56:30

we're talking about the gl the largest

56:32

the most powerful global market in the

56:34

world

56:35

okay

56:36

ends

56:38

yeah come on and so i i think that we

56:39

have to keep in mind both theologically

56:41

and historically

56:43

that this is what the church does it's

56:45

not the only thing we do

56:47

but it's what we can do and i believe

56:48

that we will

56:50

love it no that's that that's exactly

56:52

right and and literally it's what i

56:54

would say too as far as theologically

56:55

the hope of the resurrection the

56:57

identity of the church

56:58

truly as the temple of the holy spirit

57:00

we believe in the possibilities

57:02

uh that of what can come out of the

57:04

church

57:05

uh not not when it rises up but rather

57:08

when it kneels down

57:10

right not not when it feels at its

57:12

strongest but actually when it feels

57:14

most weak um which is what this

57:16

invitation is

57:17

um but then also to pay attention to

57:19

history and to say again like i said

57:21

before it's not at all uh that we uh

57:24

think that the church

57:26

has always gotten it right

57:28

but history tells us that it can do

57:30

sufficient work and

57:32

in Jesus' name we hope it will

57:34

Well Duke Kwon, Gregory Thompson, thank you

57:36

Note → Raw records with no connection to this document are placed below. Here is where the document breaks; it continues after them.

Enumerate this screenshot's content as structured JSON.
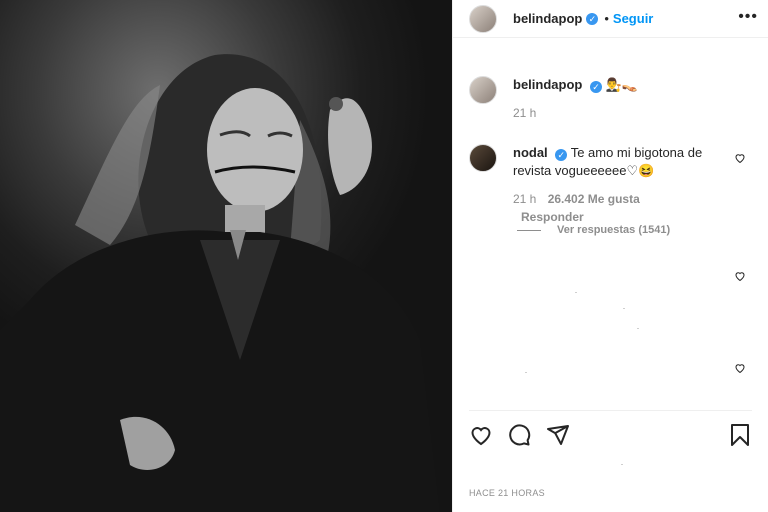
{
  "post": {
    "username": "belindapop",
    "follow_label": "Seguir",
    "separator": "•",
    "more_label": "•••",
    "footer_time": "HACE 21 HORAS"
  },
  "caption": {
    "username": "belindapop",
    "emojis": "👨‍⚖️👡",
    "time": "21 h"
  },
  "comment": {
    "username": "nodal",
    "text": "Te amo mi bigotona de revista vogueeeeee♡😆",
    "time": "21 h",
    "likes": "26.402 Me gusta",
    "reply_label": "Responder",
    "view_replies": "Ver respuestas (1541)"
  },
  "icons": {
    "verified": "verified-badge-icon",
    "like": "heart-icon",
    "comment": "comment-bubble-icon",
    "share": "paper-plane-icon",
    "save": "bookmark-icon"
  },
  "colors": {
    "link": "#0095f6",
    "verified": "#3897f0",
    "muted": "#8e8e8e"
  }
}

so much for this work thanks for joining

57:38

us

57:39

it's been a pleasure

57:40

absolutely

57:43

[Music]